According to the label on the rear of the loudspeaker, the system has a power rating of an incredible 500 watts programme! Combined with a claimed sensitivity of 92dB/watt at 1 metre, these ought to be able to play fearsomely loudly! In really simplistic terms, 500 watts is 27dBW, meaning a single unit ought to produce peaks of 119dB SPL at 1 metre.

Also according to the label, they are flat to within 2dB between 40Hz and 20kHz.

The Rogers Studio 7

This was a redesign of the Studio 1a by Andy Whittle in 1993. The enclosure and bass/mid driver were retained from the Studio 1a, but the metal-dome tweeter was replaced by a 25mm soft-dome unit from Scanspeak. The bass alignment was altered to produce a drier, less boomy sound in a typical domestic environment. According to a review in the June 1993 issue of Hi-Fi News, the Studio 7 was much smoother and better balanced compared to the already high standard set by the 1a. Price then was £880 per pair.

The Rogers Compact Monitor

I was sent some pictures of the Compact Monitor a while back, but didn't know anything about them until I read Brian Pook's history of Rogers. Basically, they use a Bextrene-coned woofer from Dalesford in a scaled down sealed enclosure along with an Audax tweeter. I'm sure the Dalesford unit would be different to the one used in the Export Monitor, but they do look very similar from the front - just a slight difference in the dust cap.

The Rogers Compact Monitor, sans

The Rogers LS6

The LS6 was a popular model that existed in several versions. Sadly I haven't yet had the chance to examine or audition one yet, but I've been able to piece together some basic information about them.

Other non-BBC models from Rogers

There are countless other models that have been produced by Rogers over the years, and I can't pretend to know about them. Basically, if there is nothing about them on this site, then I can't help you. The brochures on this page might help. I do get a lot of e-mails about Rogers loudspeakers, but no, I'm afraid I can't tell you any more, and no, I've no idea what they might be worth!

Please feel free to submit any info that you think might be useful here - I'll gladly post it here.

Rogers today

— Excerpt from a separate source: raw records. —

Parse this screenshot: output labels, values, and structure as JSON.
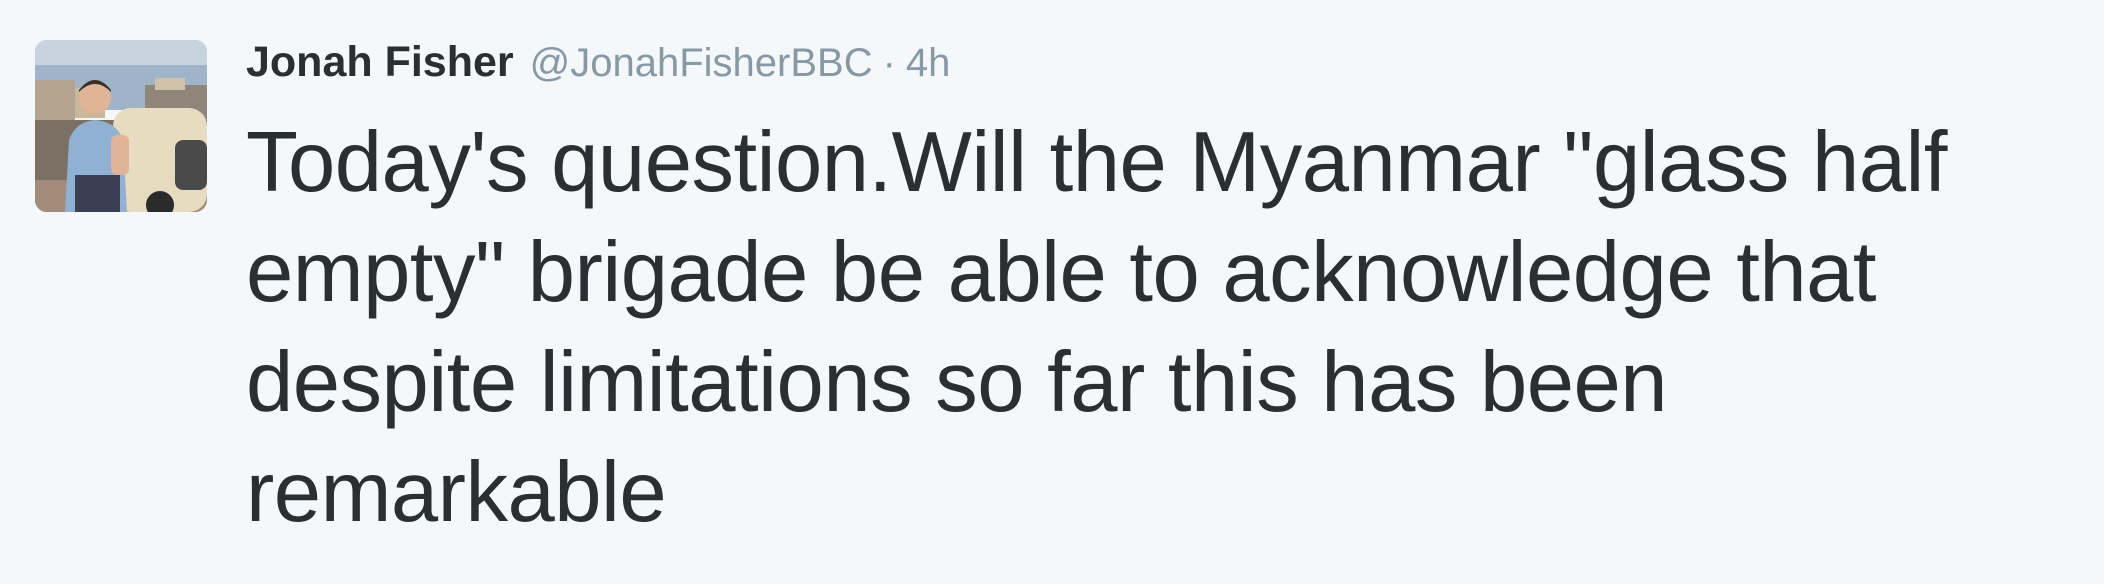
{
  "tweet": {
    "display_name": "Jonah Fisher",
    "handle": "@JonahFisherBBC",
    "separator": "·",
    "timestamp": "4h",
    "text": "Today's question.Will the Myanmar \"glass half empty\" brigade be able to acknowledge that despite limitations so far this has been remarkable"
  }
}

Rogers have been owned by the Wo Kee Hong Group since around 1993. Interestingly, this old web address redirects to Auto Italia Holdings Limited, who appear to own many brands including Ferrari and Maserati, among many others.

Back in 2008 they relaunched the LS3/5A using modern drive units. It retails for around £1500, and got a rave review from Ken Kessler in HiFi News. Martin Colloms was also very positive in his HIFICRITIC review.

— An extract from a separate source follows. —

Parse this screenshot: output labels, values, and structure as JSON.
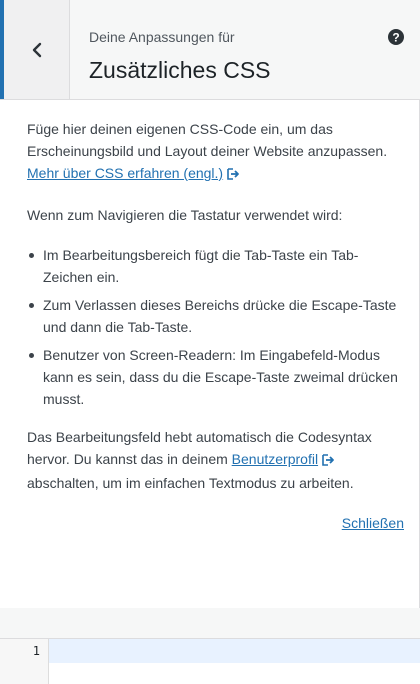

It's interesting to look around the Rogers website - you'll see a wide range of consumer electronics wearing the Rogers name, including AV receivers, DVD players and plasma screens! As of 2013, I notice that a lot of these have been discontinued, and their current product range appears to focus on just loudspeakers and amplifiers. They're making full use of the "British High-Fidelity" strap-line on the Rogers logo, but with the exception of the new LS3/5A, it looks like none of the products are designed, developed or built in Britain.

Curiously, the "Reviews" section doesn't actually contain any reviews, but does have brief details of all the older models that Rogers made before they closed down the UK operation.

As a final, somewhat poignant last thought, I recently came across some photos of the deserted Rogers factory in Mitcham - these were taken back in 2007 by "urban explorers". Have a look...